Activision Blizzard’s proposed $69 billion acquisition by Microsoft has been resubmitted after running into regulatory issues in the US, EU, and UK. Although Microsoft and Activision have agreed to a new, restructured arrangement, the U.K.’s Competition and Markets Authority (CMA) has acknowledged that the original contract has been rejected. The CMA will now investigate this new agreement, with a decision date of October 18 set.
Activision’s current PC and console titles as well as any new games it releases over the next 15 years won’t be subject to the updated agreement’s prohibition on Microsoft acquiring cloud rights. Before Microsoft buys Activision, these rights will be transferred to French game producer Ubisoft Entertainment. In early European trading, this action has increased Ubisoft’s share price by more than 4%.
The deal has drawn special criticism from the CMA, which is worried that it would hinder competition in the newly developing cloud gaming market. Users can stream games via cloud gaming’s subscription services, potentially doing away with the necessity for pricey consoles.
Regulators had previously suggested that Microsoft might restrict important Activision titles to Xbox and other Microsoft platforms, which would be anti-competitive. While the European Union authorized the transaction in May with a few modifications, the CMA had rejected the same changes out of concern that Microsoft might control market conditions for the ensuing ten years.
The Federal Trade Commission had been fighting the takeover in the US, but in July a court dismissed their case, allowing the transaction to move forward.
Microsoft’s restructured agreement involves giving Ubisoft the authority to license Activision’s content to any cloud gaming provider by selling Microsoft’s cloud streaming rights outside the European Economic Area (EEA). Activision Blizzard’s games can be made available by Ubisoft using a variety of economic structures, including as subscription services.
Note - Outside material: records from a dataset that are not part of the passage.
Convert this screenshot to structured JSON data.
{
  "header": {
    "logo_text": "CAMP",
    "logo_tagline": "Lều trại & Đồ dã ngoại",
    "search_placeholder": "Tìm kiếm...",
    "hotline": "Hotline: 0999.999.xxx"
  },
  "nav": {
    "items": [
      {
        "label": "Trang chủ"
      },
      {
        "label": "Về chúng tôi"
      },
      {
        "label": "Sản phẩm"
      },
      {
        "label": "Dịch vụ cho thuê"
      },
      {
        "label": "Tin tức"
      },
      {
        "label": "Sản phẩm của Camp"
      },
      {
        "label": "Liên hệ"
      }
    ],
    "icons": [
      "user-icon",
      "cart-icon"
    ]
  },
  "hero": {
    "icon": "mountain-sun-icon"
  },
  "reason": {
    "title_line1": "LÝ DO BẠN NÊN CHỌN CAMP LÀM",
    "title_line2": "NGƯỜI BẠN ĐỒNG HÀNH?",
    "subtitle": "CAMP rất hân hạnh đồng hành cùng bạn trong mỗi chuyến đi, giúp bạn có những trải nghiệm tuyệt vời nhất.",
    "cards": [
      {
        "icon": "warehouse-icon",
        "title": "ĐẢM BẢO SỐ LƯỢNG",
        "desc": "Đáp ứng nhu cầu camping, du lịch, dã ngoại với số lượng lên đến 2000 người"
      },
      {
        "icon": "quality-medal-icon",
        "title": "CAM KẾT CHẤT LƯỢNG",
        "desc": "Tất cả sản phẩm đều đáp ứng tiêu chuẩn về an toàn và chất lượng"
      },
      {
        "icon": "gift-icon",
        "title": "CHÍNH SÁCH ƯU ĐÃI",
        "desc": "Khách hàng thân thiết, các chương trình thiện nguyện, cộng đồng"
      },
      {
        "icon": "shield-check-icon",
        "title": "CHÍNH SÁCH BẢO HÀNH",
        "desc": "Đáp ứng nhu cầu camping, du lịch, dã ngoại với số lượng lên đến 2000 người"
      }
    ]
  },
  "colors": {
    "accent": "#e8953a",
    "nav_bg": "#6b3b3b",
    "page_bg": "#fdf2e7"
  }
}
Microsoft will receive a one-time payment and a wholesale pricing mechanism in exchange for this divestiture.
The CMA’s CEO, Sarah Cardell, emphasized that this new suggestion does not represent acceptance of the accord. She made it clear that the CMA will evaluate the specifics of the revised agreement and its effects on competition in an unbiased manner.
The agreement will provide players more possibilities to access and experience well-known gaming brands, said Chris Early, Senior Vice President of Strategic Partnerships and Business Development at Ubisoft.